--- EXTRACTED RECORDS ---

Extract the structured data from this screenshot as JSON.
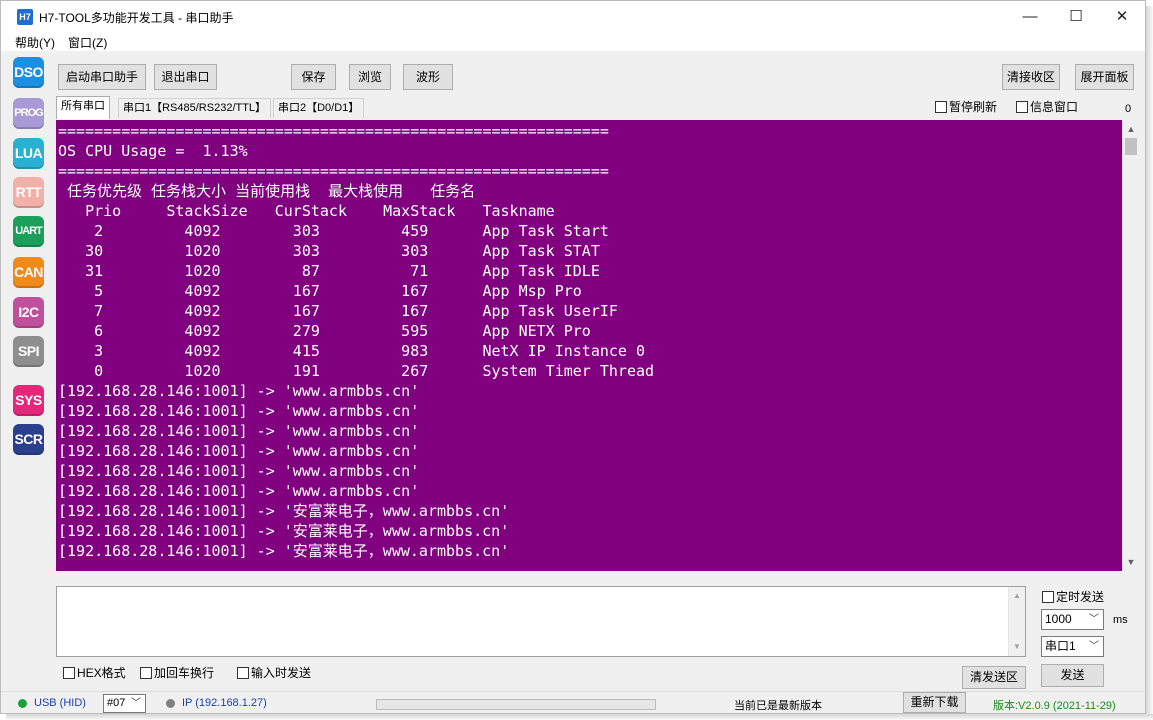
{
  "window": {
    "app_icon": "H7",
    "title": "H7-TOOL多功能开发工具 - 串口助手",
    "minimize": "—",
    "maximize": "☐",
    "close": "✕"
  },
  "menu": [
    "帮助(Y)",
    "窗口(Z)"
  ],
  "sidebar": [
    {
      "label": "DSO",
      "color": "#1c8fe0"
    },
    {
      "label": "PROG",
      "color": "#a79ad6"
    },
    {
      "label": "LUA",
      "color": "#2ab0d2"
    },
    {
      "label": "RTT",
      "color": "#f3b0a8"
    },
    {
      "label": "UART",
      "color": "#1aa05a"
    },
    {
      "label": "CAN",
      "color": "#f08a1a"
    },
    {
      "label": "I2C",
      "color": "#c0509e"
    },
    {
      "label": "SPI",
      "color": "#8e8e8e"
    },
    {
      "label": "SYS",
      "color": "#e3287a"
    },
    {
      "label": "SCR",
      "color": "#2b3f8f"
    }
  ],
  "toolbar": {
    "start": "启动串口助手",
    "exit": "退出串口",
    "save": "保存",
    "browse": "浏览",
    "wave": "波形",
    "clear_recv": "清接收区",
    "expand": "展开面板"
  },
  "tabs": [
    "所有串口",
    "串口1【RS485/RS232/TTL】",
    "串口2【D0/D1】"
  ],
  "options": {
    "pause_refresh": "暂停刷新",
    "info_window": "信息窗口",
    "counter": "0"
  },
  "terminal_lines": [
    "=============================================================",
    "OS CPU Usage =  1.13%",
    "=============================================================",
    " 任务优先级 任务栈大小 当前使用栈  最大栈使用   任务名",
    "   Prio     StackSize   CurStack    MaxStack   Taskname",
    "    2         4092        303         459      App Task Start",
    "   30         1020        303         303      App Task STAT",
    "   31         1020         87          71      App Task IDLE",
    "    5         4092        167         167      App Msp Pro",
    "    7         4092        167         167      App Task UserIF",
    "    6         4092        279         595      App NETX Pro",
    "    3         4092        415         983      NetX IP Instance 0",
    "    0         1020        191         267      System Timer Thread",
    "[192.168.28.146:1001] -> 'www.armbbs.cn'",
    "[192.168.28.146:1001] -> 'www.armbbs.cn'",
    "[192.168.28.146:1001] -> 'www.armbbs.cn'",
    "[192.168.28.146:1001] -> 'www.armbbs.cn'",
    "[192.168.28.146:1001] -> 'www.armbbs.cn'",
    "[192.168.28.146:1001] -> 'www.armbbs.cn'",
    "[192.168.28.146:1001] -> '安富莱电子，www.armbbs.cn'",
    "[192.168.28.146:1001] -> '安富莱电子，www.armbbs.cn'",
    "[192.168.28.146:1001] -> '安富莱电子，www.armbbs.cn'"
  ],
  "send": {
    "timed_send": "定时发送",
    "interval": "1000",
    "ms": "ms",
    "port": "串口1",
    "hex": "HEX格式",
    "crlf": "加回车换行",
    "send_on_input": "输入时发送",
    "clear_send": "清发送区",
    "send_btn": "发送"
  },
  "status": {
    "usb": "USB (HID)",
    "device": "#07",
    "ip": "IP (192.168.1.27)",
    "update_msg": "当前已是最新版本",
    "redownload": "重新下载",
    "version": "版本:V2.0.9 (2021-11-29)",
    "usb_color": "#1aa03a",
    "ip_color": "#808080",
    "version_color": "#1a8a1a"
  }
}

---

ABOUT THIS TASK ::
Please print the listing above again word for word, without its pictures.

EXERCISE ANSWER ::
Extract the structured data from this screenshot as JSON.
{
  "window": {
    "app_icon": "H7",
    "title": "H7-TOOL多功能开发工具 - 串口助手",
    "minimize": "—",
    "maximize": "☐",
    "close": "✕"
  },
  "menu": [
    "帮助(Y)",
    "窗口(Z)"
  ],
  "sidebar": [
    {
      "label": "DSO",
      "color": "#1c8fe0"
    },
    {
      "label": "PROG",
      "color": "#a79ad6"
    },
    {
      "label": "LUA",
      "color": "#2ab0d2"
    },
    {
      "label": "RTT",
      "color": "#f3b0a8"
    },
    {
      "label": "UART",
      "color": "#1aa05a"
    },
    {
      "label": "CAN",
      "color": "#f08a1a"
    },
    {
      "label": "I2C",
      "color": "#c0509e"
    },
    {
      "label": "SPI",
      "color": "#8e8e8e"
    },
    {
      "label": "SYS",
      "color": "#e3287a"
    },
    {
      "label": "SCR",
      "color": "#2b3f8f"
    }
  ],
  "toolbar": {
    "start": "启动串口助手",
    "exit": "退出串口",
    "save": "保存",
    "browse": "浏览",
    "wave": "波形",
    "clear_recv": "清接收区",
    "expand": "展开面板"
  },
  "tabs": [
    "所有串口",
    "串口1【RS485/RS232/TTL】",
    "串口2【D0/D1】"
  ],
  "options": {
    "pause_refresh": "暂停刷新",
    "info_window": "信息窗口",
    "counter": "0"
  },
  "terminal_lines": [
    "=============================================================",
    "OS CPU Usage =  1.13%",
    "=============================================================",
    " 任务优先级 任务栈大小 当前使用栈  最大栈使用   任务名",
    "   Prio     StackSize   CurStack    MaxStack   Taskname",
    "    2         4092        303         459      App Task Start",
    "   30         1020        303         303      App Task STAT",
    "   31         1020         87          71      App Task IDLE",
    "    5         4092        167         167      App Msp Pro",
    "    7         4092        167         167      App Task UserIF",
    "    6         4092        279         595      App NETX Pro",
    "    3         4092        415         983      NetX IP Instance 0",
    "    0         1020        191         267      System Timer Thread",
    "[192.168.28.146:1001] -> 'www.armbbs.cn'",
    "[192.168.28.146:1001] -> 'www.armbbs.cn'",
    "[192.168.28.146:1001] -> 'www.armbbs.cn'",
    "[192.168.28.146:1001] -> 'www.armbbs.cn'",
    "[192.168.28.146:1001] -> 'www.armbbs.cn'",
    "[192.168.28.146:1001] -> 'www.armbbs.cn'",
    "[192.168.28.146:1001] -> '安富莱电子，www.armbbs.cn'",
    "[192.168.28.146:1001] -> '安富莱电子，www.armbbs.cn'",
    "[192.168.28.146:1001] -> '安富莱电子，www.armbbs.cn'"
  ],
  "send": {
    "timed_send": "定时发送",
    "interval": "1000",
    "ms": "ms",
    "port": "串口1",
    "hex": "HEX格式",
    "crlf": "加回车换行",
    "send_on_input": "输入时发送",
    "clear_send": "清发送区",
    "send_btn": "发送"
  },
  "status": {
    "usb": "USB (HID)",
    "device": "#07",
    "ip": "IP (192.168.1.27)",
    "update_msg": "当前已是最新版本",
    "redownload": "重新下载",
    "version": "版本:V2.0.9 (2021-11-29)",
    "usb_color": "#1aa03a",
    "ip_color": "#808080",
    "version_color": "#1a8a1a"
  }
}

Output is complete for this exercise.